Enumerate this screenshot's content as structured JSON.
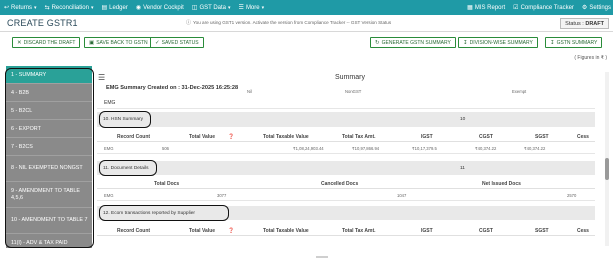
{
  "nav": {
    "items": [
      {
        "icon": "return",
        "label": "Returns",
        "caret": true
      },
      {
        "icon": "reconcile",
        "label": "Reconciliation",
        "caret": true
      },
      {
        "icon": "ledger",
        "label": "Ledger",
        "caret": false
      },
      {
        "icon": "vendor",
        "label": "Vendor Cockpit",
        "caret": false
      },
      {
        "icon": "gst",
        "label": "GST Data",
        "caret": true
      },
      {
        "icon": "more",
        "label": "More",
        "caret": true
      }
    ],
    "right_items": [
      {
        "icon": "report",
        "label": "MIS Report"
      },
      {
        "icon": "compliance",
        "label": "Compliance Tracker"
      },
      {
        "icon": "settings",
        "label": "Settings"
      }
    ]
  },
  "header": {
    "title": "CREATE GSTR1",
    "version_note": "You are using GST1 version. Activate the version from Compliance Tracker -- GST Version Status",
    "status_label": "Status :",
    "status_value": "DRAFT"
  },
  "actions": {
    "discard": "DISCARD THE DRAFT",
    "save_back": "SAVE BACK TO GSTN",
    "saved_status": "SAVED STATUS",
    "generate": "GENERATE GSTN SUMMARY",
    "division": "DIVISION-WISE SUMMARY",
    "gstn": "GSTN SUMMARY"
  },
  "figures_note": "( Figures in ₹ )",
  "sidebar": {
    "items": [
      {
        "label": "1 - SUMMARY",
        "active": true
      },
      {
        "label": "4 - B2B",
        "active": false
      },
      {
        "label": "5 - B2CL",
        "active": false
      },
      {
        "label": "6 - EXPORT",
        "active": false
      },
      {
        "label": "7 - B2CS",
        "active": false
      },
      {
        "label": "8 - NIL EXEMPTED NONGST",
        "active": false
      },
      {
        "label": "9 - AMENDMENT TO TABLE 4,5,6",
        "active": false
      },
      {
        "label": "10 - AMENDMENT TO TABLE 7",
        "active": false
      },
      {
        "label": "11(I) - ADV & TAX PAID",
        "active": false
      }
    ]
  },
  "main": {
    "heading": "Summary",
    "created_on": "EMG Summary Created on : 31-Dec-2025 16:25:28",
    "top_headers": {
      "nil": "Nil",
      "nongst": "NonGST",
      "exempt": "Exempt"
    },
    "top_row_label": "EMG",
    "hsn": {
      "title": "10. HSN Summary",
      "count": "10",
      "headers": [
        "Record Count",
        "Total Value",
        "Total Taxable Value",
        "Total Tax Amt.",
        "IGST",
        "CGST",
        "SGST",
        "Cess"
      ],
      "row": {
        "label": "EMG",
        "values": [
          "506",
          "",
          "₹1,08,24,903.44",
          "₹10,97,866.94",
          "₹10,17,379.5",
          "₹40,374.22",
          "₹40,374.22",
          ""
        ]
      }
    },
    "docs": {
      "title": "11. Document Details",
      "count": "11",
      "headers": [
        "Total Docs",
        "Cancelled Docs",
        "Net Issued Docs"
      ],
      "row": {
        "label": "EMG",
        "values": [
          "3077",
          "1047",
          "2570"
        ]
      }
    },
    "ecom": {
      "title": "12. Ecom transactions reported by Supplier",
      "count": "12",
      "headers": [
        "Record Count",
        "Total Value",
        "Total Taxable Value",
        "Total Tax Amt.",
        "IGST",
        "CGST",
        "SGST",
        "Cess"
      ]
    }
  }
}
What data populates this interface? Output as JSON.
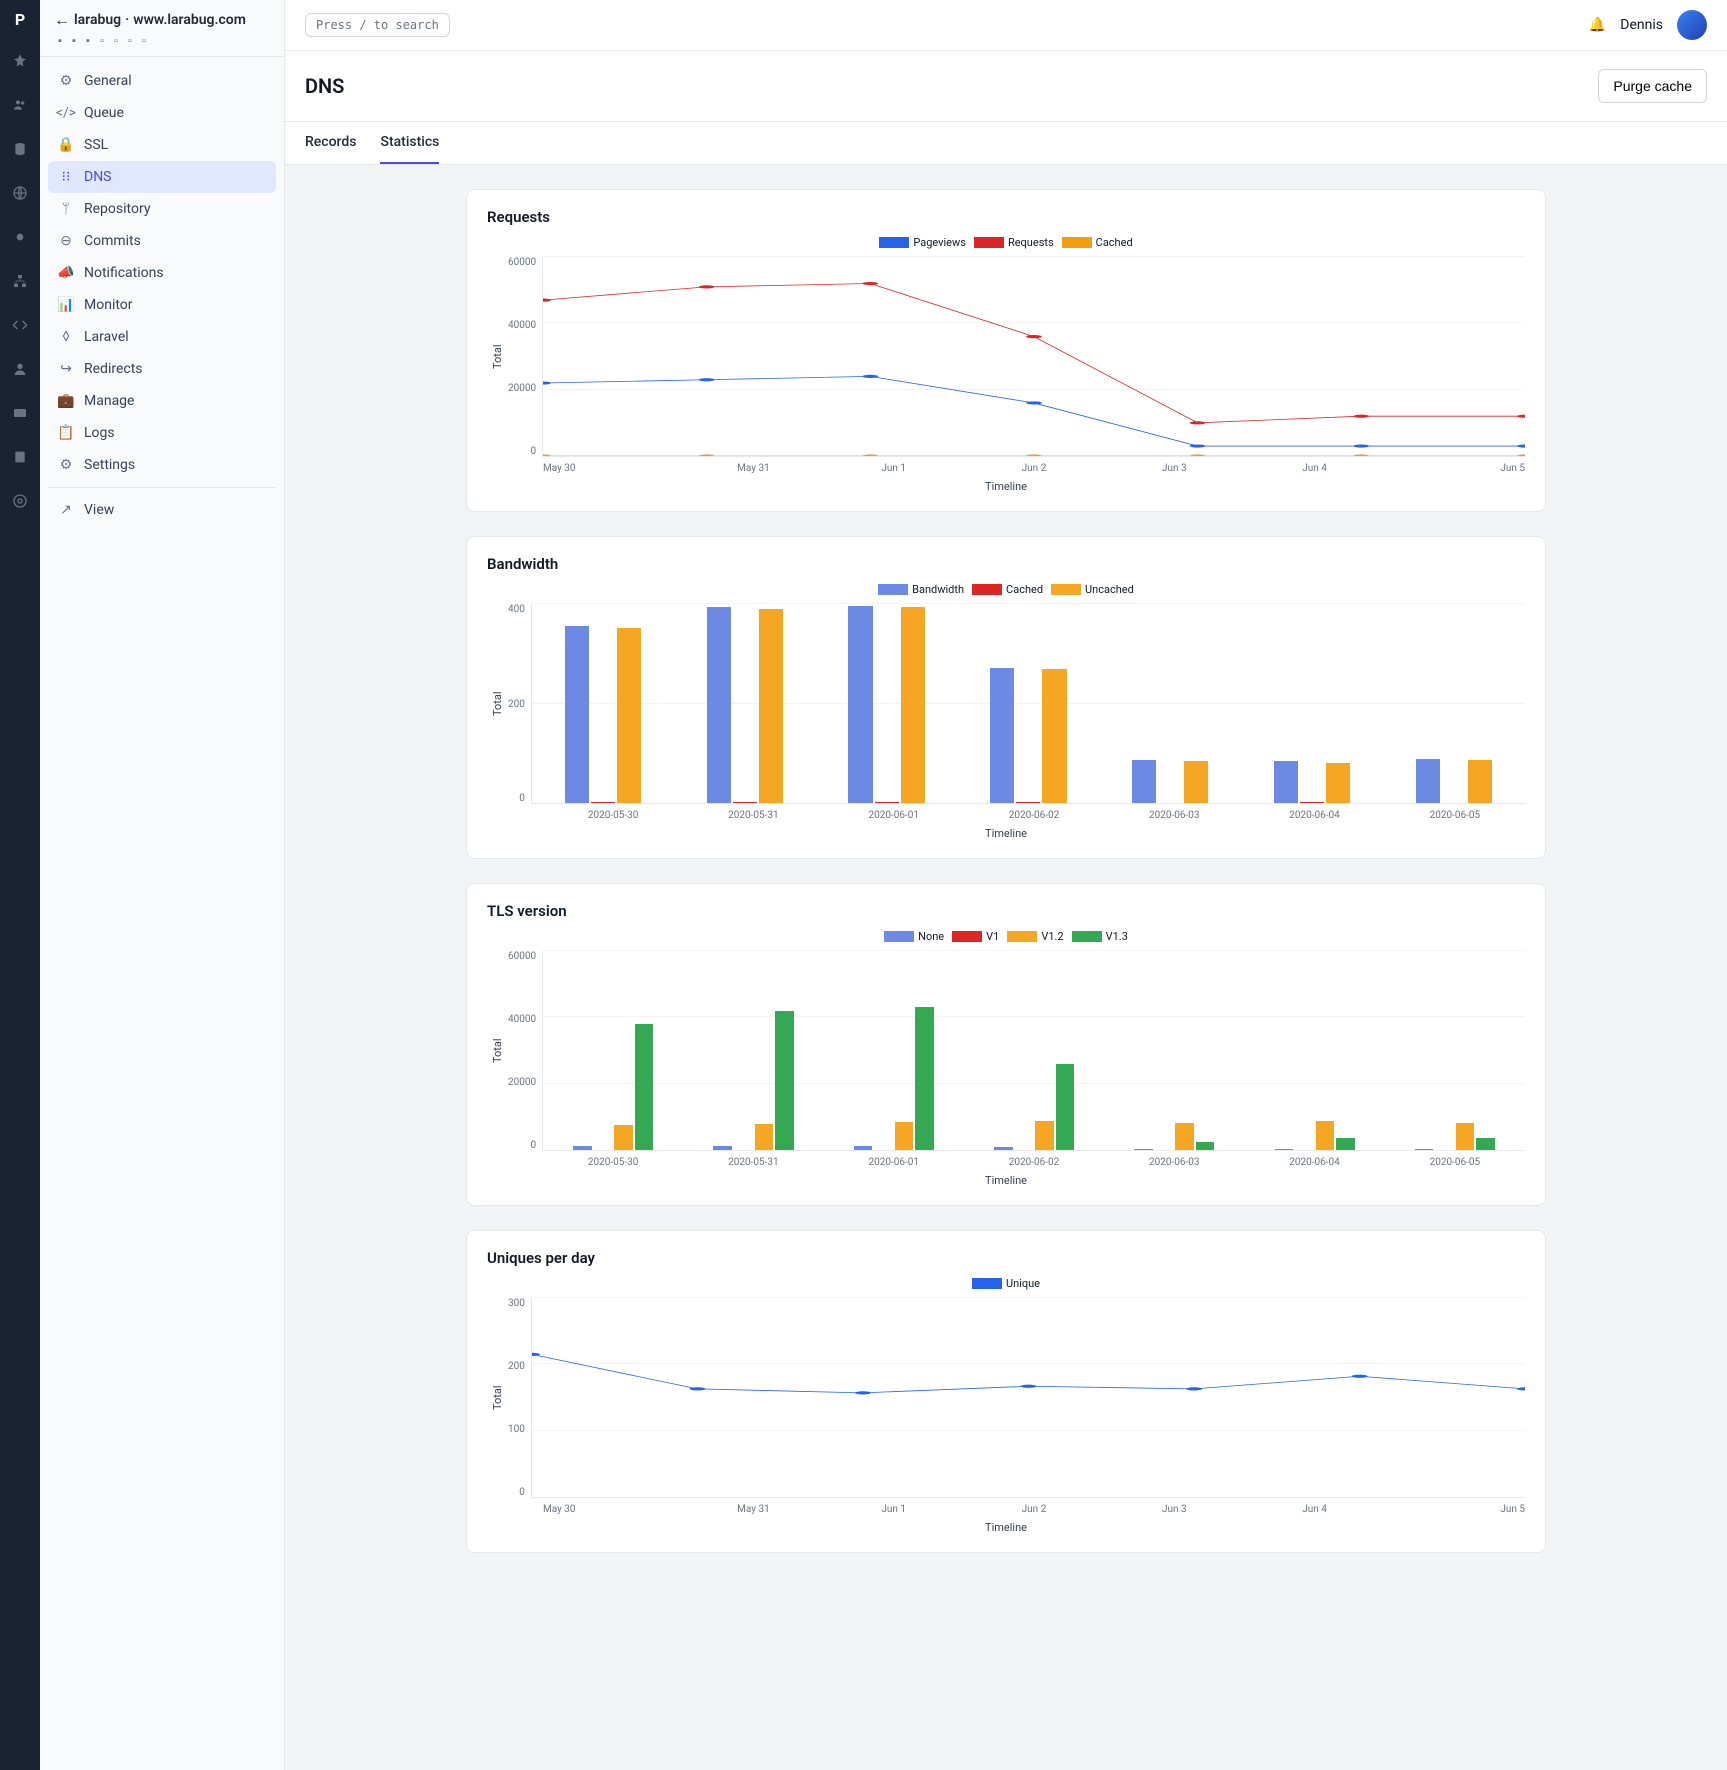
{
  "rail": {
    "logo": "P"
  },
  "sidebar": {
    "back_arrow": "←",
    "title_app": "larabug",
    "title_sep": " · ",
    "title_domain": "www.larabug.com",
    "items": [
      {
        "id": "general",
        "label": "General",
        "icon": "gear"
      },
      {
        "id": "queue",
        "label": "Queue",
        "icon": "code"
      },
      {
        "id": "ssl",
        "label": "SSL",
        "icon": "lock"
      },
      {
        "id": "dns",
        "label": "DNS",
        "icon": "network",
        "active": true
      },
      {
        "id": "repository",
        "label": "Repository",
        "icon": "branch"
      },
      {
        "id": "commits",
        "label": "Commits",
        "icon": "commit"
      },
      {
        "id": "notifications",
        "label": "Notifications",
        "icon": "megaphone"
      },
      {
        "id": "monitor",
        "label": "Monitor",
        "icon": "chart"
      },
      {
        "id": "laravel",
        "label": "Laravel",
        "icon": "laravel"
      },
      {
        "id": "redirects",
        "label": "Redirects",
        "icon": "redirect"
      },
      {
        "id": "manage",
        "label": "Manage",
        "icon": "briefcase"
      },
      {
        "id": "logs",
        "label": "Logs",
        "icon": "clipboard"
      },
      {
        "id": "settings",
        "label": "Settings",
        "icon": "sliders"
      },
      {
        "id": "view",
        "label": "View",
        "icon": "external",
        "divider_before": true
      }
    ]
  },
  "topbar": {
    "search_placeholder": "Press / to search",
    "username": "Dennis"
  },
  "header": {
    "title": "DNS",
    "purge_button": "Purge cache"
  },
  "tabs": [
    {
      "id": "records",
      "label": "Records"
    },
    {
      "id": "statistics",
      "label": "Statistics",
      "active": true
    }
  ],
  "chart_data": [
    {
      "id": "requests",
      "title": "Requests",
      "type": "line",
      "xlabel": "Timeline",
      "ylabel": "Total",
      "ylim": [
        0,
        60000
      ],
      "yticks": [
        0,
        20000,
        40000,
        60000
      ],
      "categories": [
        "May 30",
        "May 31",
        "Jun 1",
        "Jun 2",
        "Jun 3",
        "Jun 4",
        "Jun 5"
      ],
      "series": [
        {
          "name": "Pageviews",
          "color": "#2563eb",
          "values": [
            22000,
            23000,
            24000,
            16000,
            3000,
            3000,
            3000
          ]
        },
        {
          "name": "Requests",
          "color": "#dc2626",
          "values": [
            47000,
            51000,
            52000,
            36000,
            10000,
            12000,
            12000
          ]
        },
        {
          "name": "Cached",
          "color": "#f59e0b",
          "values": [
            0,
            0,
            0,
            0,
            0,
            0,
            0
          ]
        }
      ]
    },
    {
      "id": "bandwidth",
      "title": "Bandwidth",
      "type": "bar",
      "xlabel": "Timeline",
      "ylabel": "Total",
      "ylim": [
        0,
        400
      ],
      "yticks": [
        0,
        200,
        400
      ],
      "categories": [
        "2020-05-30",
        "2020-05-31",
        "2020-06-01",
        "2020-06-02",
        "2020-06-03",
        "2020-06-04",
        "2020-06-05"
      ],
      "series": [
        {
          "name": "Bandwidth",
          "color": "#6c8ae4",
          "values": [
            355,
            393,
            397,
            272,
            86,
            85,
            89
          ]
        },
        {
          "name": "Cached",
          "color": "#dc2626",
          "values": [
            2,
            3,
            3,
            2,
            0,
            2,
            0
          ]
        },
        {
          "name": "Uncached",
          "color": "#f5a623",
          "values": [
            352,
            390,
            395,
            269,
            85,
            81,
            87
          ]
        }
      ]
    },
    {
      "id": "tls",
      "title": "TLS version",
      "type": "bar",
      "xlabel": "Timeline",
      "ylabel": "Total",
      "ylim": [
        0,
        60000
      ],
      "yticks": [
        0,
        20000,
        40000,
        60000
      ],
      "categories": [
        "2020-05-30",
        "2020-05-31",
        "2020-06-01",
        "2020-06-02",
        "2020-06-03",
        "2020-06-04",
        "2020-06-05"
      ],
      "series": [
        {
          "name": "None",
          "color": "#6c8ae4",
          "values": [
            1200,
            1200,
            1200,
            1000,
            400,
            400,
            400
          ]
        },
        {
          "name": "V1",
          "color": "#dc2626",
          "values": [
            0,
            0,
            0,
            0,
            0,
            0,
            0
          ]
        },
        {
          "name": "V1.2",
          "color": "#f5a623",
          "values": [
            7500,
            7800,
            8500,
            8800,
            8100,
            8800,
            8000
          ]
        },
        {
          "name": "V1.3",
          "color": "#34a853",
          "values": [
            38000,
            42000,
            43000,
            26000,
            2500,
            3500,
            3500
          ]
        }
      ]
    },
    {
      "id": "uniques",
      "title": "Uniques per day",
      "type": "line",
      "xlabel": "Timeline",
      "ylabel": "Total",
      "ylim": [
        0,
        300
      ],
      "yticks": [
        0,
        100,
        200,
        300
      ],
      "categories": [
        "May 30",
        "May 31",
        "Jun 1",
        "Jun 2",
        "Jun 3",
        "Jun 4",
        "Jun 5"
      ],
      "series": [
        {
          "name": "Unique",
          "color": "#2563eb",
          "values": [
            215,
            163,
            157,
            167,
            163,
            182,
            163
          ]
        }
      ]
    }
  ]
}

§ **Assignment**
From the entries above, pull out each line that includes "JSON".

§ **Finished exercise**
Enumerate this screenshot's content as structured JSON.
What data populates this interface? Output as JSON.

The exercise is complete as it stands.